Jesus never condemns those who have money. How can you condemn someone who was born into money? It wasn’t his fault. How can you condemn someone who has worked hard and honestly and gained money? Having money is not evil. Not using it for the glory of God is evil.
It is the inordinate love of money that is wrong. The hoarding of it! Saving it only for your children is wrong. It is the assumption that money can buy anything that is wrong. Money is given to each of us to glorify God; if we use it for another purpose, then we misuse that gift. How we handle our money is a spiritual test.
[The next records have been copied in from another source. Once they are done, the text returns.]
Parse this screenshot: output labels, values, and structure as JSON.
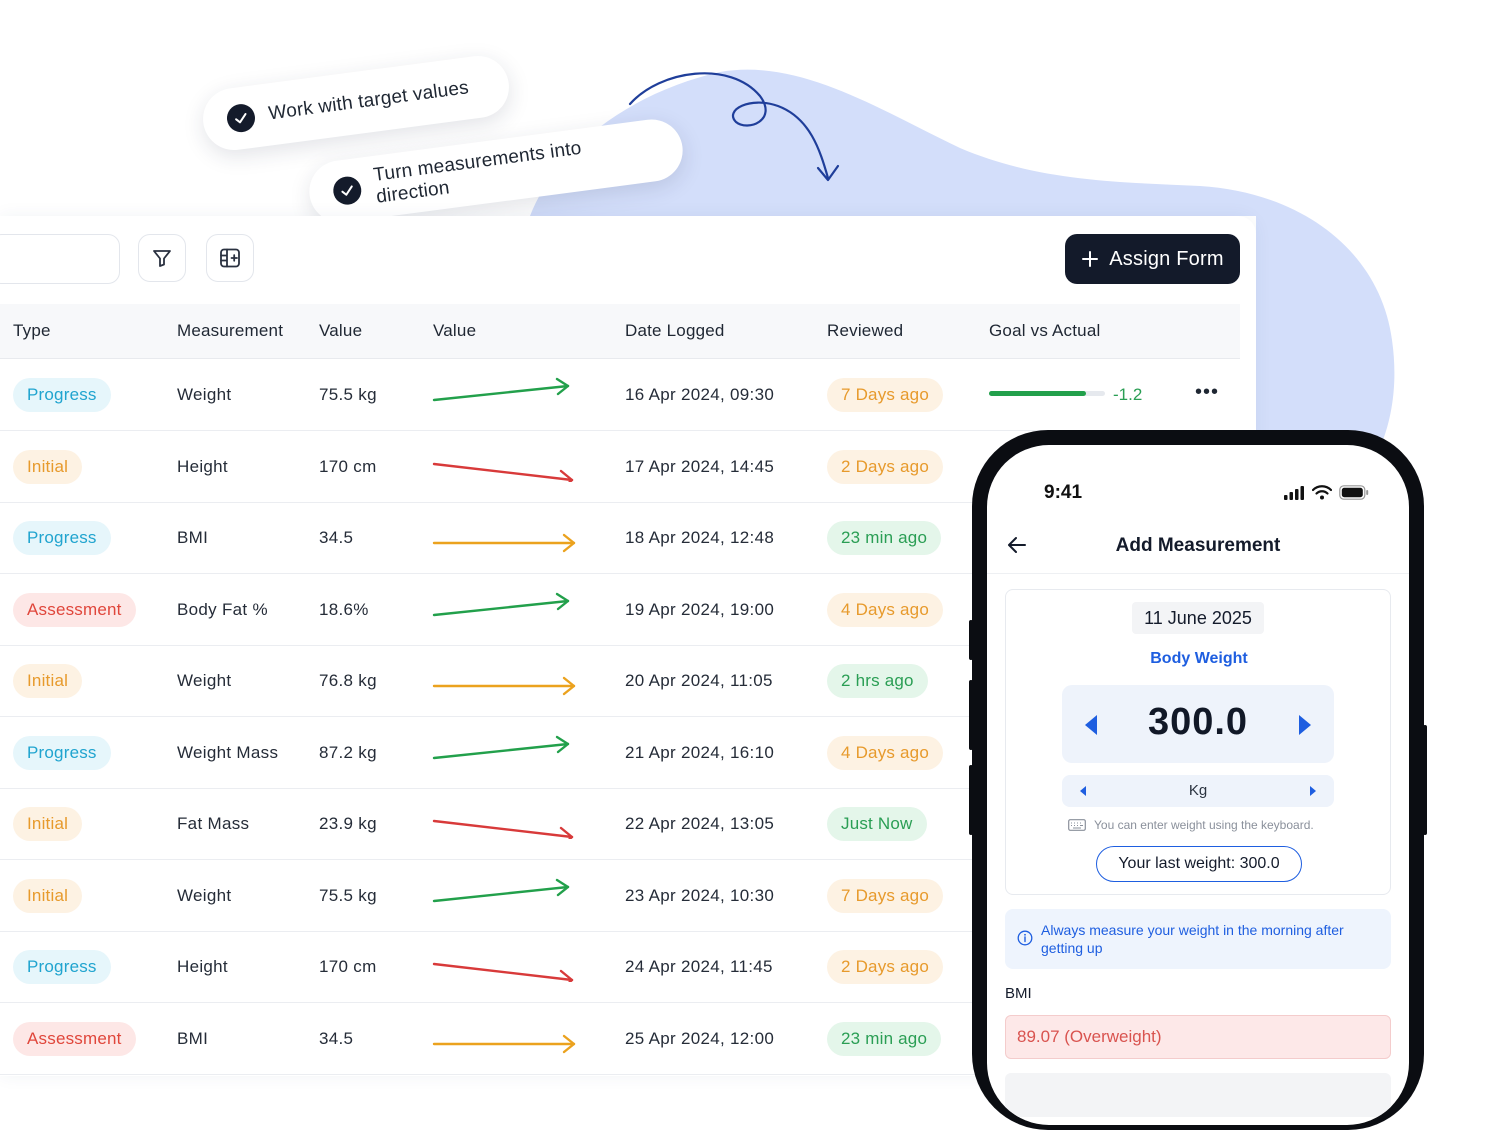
{
  "callouts": {
    "one": "Work with target values",
    "two": "Turn measurements into direction"
  },
  "toolbar": {
    "assign_label": "Assign Form",
    "filter_icon": "filter-icon",
    "columns_icon": "table-columns-icon"
  },
  "table": {
    "headers": [
      "Type",
      "Measurement",
      "Value",
      "Value",
      "Date Logged",
      "Reviewed",
      "Goal vs Actual"
    ],
    "rows": [
      {
        "type": "Progress",
        "type_kind": "progress",
        "measurement": "Weight",
        "value": "75.5 kg",
        "trend": "up",
        "date": "16 Apr 2024, 09:30",
        "reviewed": "7 Days ago",
        "reviewed_kind": "orange",
        "goal_fraction": 0.84,
        "goal_delta": "-1.2"
      },
      {
        "type": "Initial",
        "type_kind": "initial",
        "measurement": "Height",
        "value": "170 cm",
        "trend": "down",
        "date": "17 Apr 2024, 14:45",
        "reviewed": "2 Days ago",
        "reviewed_kind": "orange"
      },
      {
        "type": "Progress",
        "type_kind": "progress",
        "measurement": "BMI",
        "value": "34.5",
        "trend": "flat",
        "date": "18 Apr 2024, 12:48",
        "reviewed": "23 min ago",
        "reviewed_kind": "green"
      },
      {
        "type": "Assessment",
        "type_kind": "assessment",
        "measurement": "Body Fat %",
        "value": "18.6%",
        "trend": "up",
        "date": "19 Apr 2024, 19:00",
        "reviewed": "4 Days ago",
        "reviewed_kind": "orange"
      },
      {
        "type": "Initial",
        "type_kind": "initial",
        "measurement": "Weight",
        "value": "76.8 kg",
        "trend": "flat",
        "date": "20 Apr 2024, 11:05",
        "reviewed": "2 hrs ago",
        "reviewed_kind": "green"
      },
      {
        "type": "Progress",
        "type_kind": "progress",
        "measurement": "Weight Mass",
        "value": "87.2 kg",
        "trend": "up",
        "date": "21 Apr 2024, 16:10",
        "reviewed": "4 Days ago",
        "reviewed_kind": "orange"
      },
      {
        "type": "Initial",
        "type_kind": "initial",
        "measurement": "Fat Mass",
        "value": "23.9 kg",
        "trend": "down",
        "date": "22 Apr 2024, 13:05",
        "reviewed": "Just Now",
        "reviewed_kind": "green"
      },
      {
        "type": "Initial",
        "type_kind": "initial",
        "measurement": "Weight",
        "value": "75.5 kg",
        "trend": "up",
        "date": "23 Apr 2024, 10:30",
        "reviewed": "7 Days ago",
        "reviewed_kind": "orange"
      },
      {
        "type": "Progress",
        "type_kind": "progress",
        "measurement": "Height",
        "value": "170 cm",
        "trend": "down",
        "date": "24 Apr 2024, 11:45",
        "reviewed": "2 Days ago",
        "reviewed_kind": "orange"
      },
      {
        "type": "Assessment",
        "type_kind": "assessment",
        "measurement": "BMI",
        "value": "34.5",
        "trend": "flat",
        "date": "25 Apr 2024, 12:00",
        "reviewed": "23 min ago",
        "reviewed_kind": "green"
      }
    ],
    "row_more_label": "•••"
  },
  "phone": {
    "time": "9:41",
    "title": "Add Measurement",
    "date": "11 June 2025",
    "metric_label": "Body Weight",
    "value": "300.0",
    "unit": "Kg",
    "keyboard_hint": "You can enter weight using the keyboard.",
    "last_weight": "Your last weight: 300.0",
    "tip": "Always measure your weight in the morning after getting up",
    "bmi_label": "BMI",
    "bmi_value": "89.07 (Overweight)"
  },
  "colors": {
    "brand_dark": "#131a2a",
    "accent_blue": "#1e5ee0",
    "blob": "#d3defa",
    "trend_up": "#22a04b",
    "trend_down": "#d83a3a",
    "trend_flat": "#eba21e"
  }
}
Simon’s real problem was a spiritual one. He had not fully given himself to God, so he misused what God had given him — his money — and Peter told him what to do with it. The Church is not for sale to the largest giver. The Christian faith is available to those who believe.
Across Northern Africa stretches the largest desert in the world — the Sahara, almost as large as the United States. From east to west, it measures 3,200 miles, farther than the distance from New York City to San Francisco.
Mile after mile of scorching, shifting sand dunes make up the Sahara, where temperatures reach 130 degrees fahrenheit during the summer — so hot that breathing is nearly impossible. Yet at the eastern edge of this mammoth oven lies one of the richest, most fertile valleys known to humankind — the beautiful Nile Valley. Flowing through the valley is the great Nile River, its 4,160 miles making it the longest river in the world. It’s not the river alone that makes the valley so abundantly fertile. It’s the fact that the river overflows each year, generously depositing all over the valley layer upon layer of rich tropical soil, washed down from the jungles of Central Africa.
Like the River Nile, the mere flow of your life is meaningless in this desert world of today. It’s when your heart generously overflows that you provide rich fertile soil for growth in the Lord’s work.
There is nothing for sale here — everything is free. Yet one effect of accepting God’s gift of salvation is that our lives turn to giving. We know we must give to live. All true living is giving. It is God’s gift to us that frees us to give ourselves to others.